With Jamaal Charles, Spencer Ware, Charcandrick West and Knile Davis in the fold, the Chiefs may well have the deepest offensive backfield in all of football. Charles played just five games in 2015, but Kansas City’s backups still managed to amass over 1,400 all-purpose yards and 12 touchdowns.
The team proved it could shoulder an injury or two at the position even in the most crucial situations. In fact, Kansas City’s so stacked, the team reportedly fielded offers when Davis requested a trade back in March.
It’s unknown how Charles will rebound from his second ACL injury, but if history’s any indication, the Chiefs will again be one of the most running back-rich teams in the NFL. Despite Davis being basically expendable at this point, the team will still have little need for another halfback when the lights go up in the Auditorium Theatre. It’s not unreasonable to think they could backfill the position with someone who can also contribute to the return teams, but with De’Anthony Thomas returning to action, it’s certainly not a priority.

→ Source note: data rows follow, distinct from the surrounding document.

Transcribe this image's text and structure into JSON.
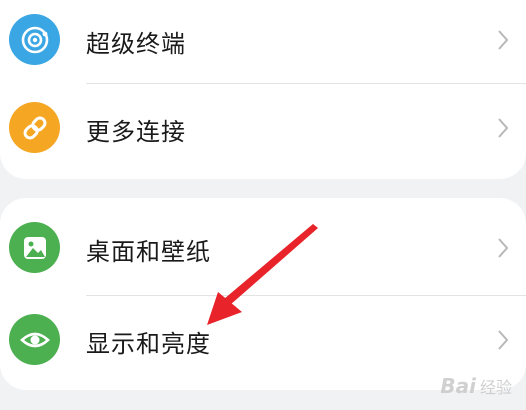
{
  "settings": {
    "group1": [
      {
        "label": "超级终端",
        "icon": "super-device-icon",
        "color": "#3aa6e3"
      },
      {
        "label": "更多连接",
        "icon": "link-icon",
        "color": "#f5a623"
      }
    ],
    "group2": [
      {
        "label": "桌面和壁纸",
        "icon": "wallpaper-icon",
        "color": "#4caf50"
      },
      {
        "label": "显示和亮度",
        "icon": "eye-icon",
        "color": "#4caf50"
      }
    ]
  },
  "watermark": {
    "logo": "Bai",
    "text": "经验"
  },
  "colors": {
    "annotation_arrow": "#e8232a",
    "background": "#f1f2f4",
    "card": "#ffffff"
  }
}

Let’s face facts folks — Derrick Johnson will be 34 years old before the end of the 2016 season. With a new deal in place, he’ll most likely finish his career in Kansas City, but the time to identify his successor is just around the corner. Fortunately for Kansas City, they have a pair of young inside backers with promise.
Eight months ago, the team was pleasantly surprised when newcomer Justin March-Lillard came in, seemingly out of nowhere, to flash in training camp and the NFL preseason. If that weren’t enough, once he was felled by injury, they also got meaningful snaps out of 2015 draftee Ramik Wilson.
You can also say what you want about veteran Josh Mauga, but he’s a serviceable starter next to Johnson if nothing else. Barring an injury, the Chiefs have four players there who’ve proven adequate enough to start in this league. I suspect Dorsey could still sleep comfortably if none of his seven picks in this year’s draft went to that position group. Aside from March and Wilson, Kansas City also has D.J. Alexander in the mix.
He’s got a ways to go to be a valuable defensive contributor, but he proved his worth as an explosive special teams player in 2015.
Next: In conclusion...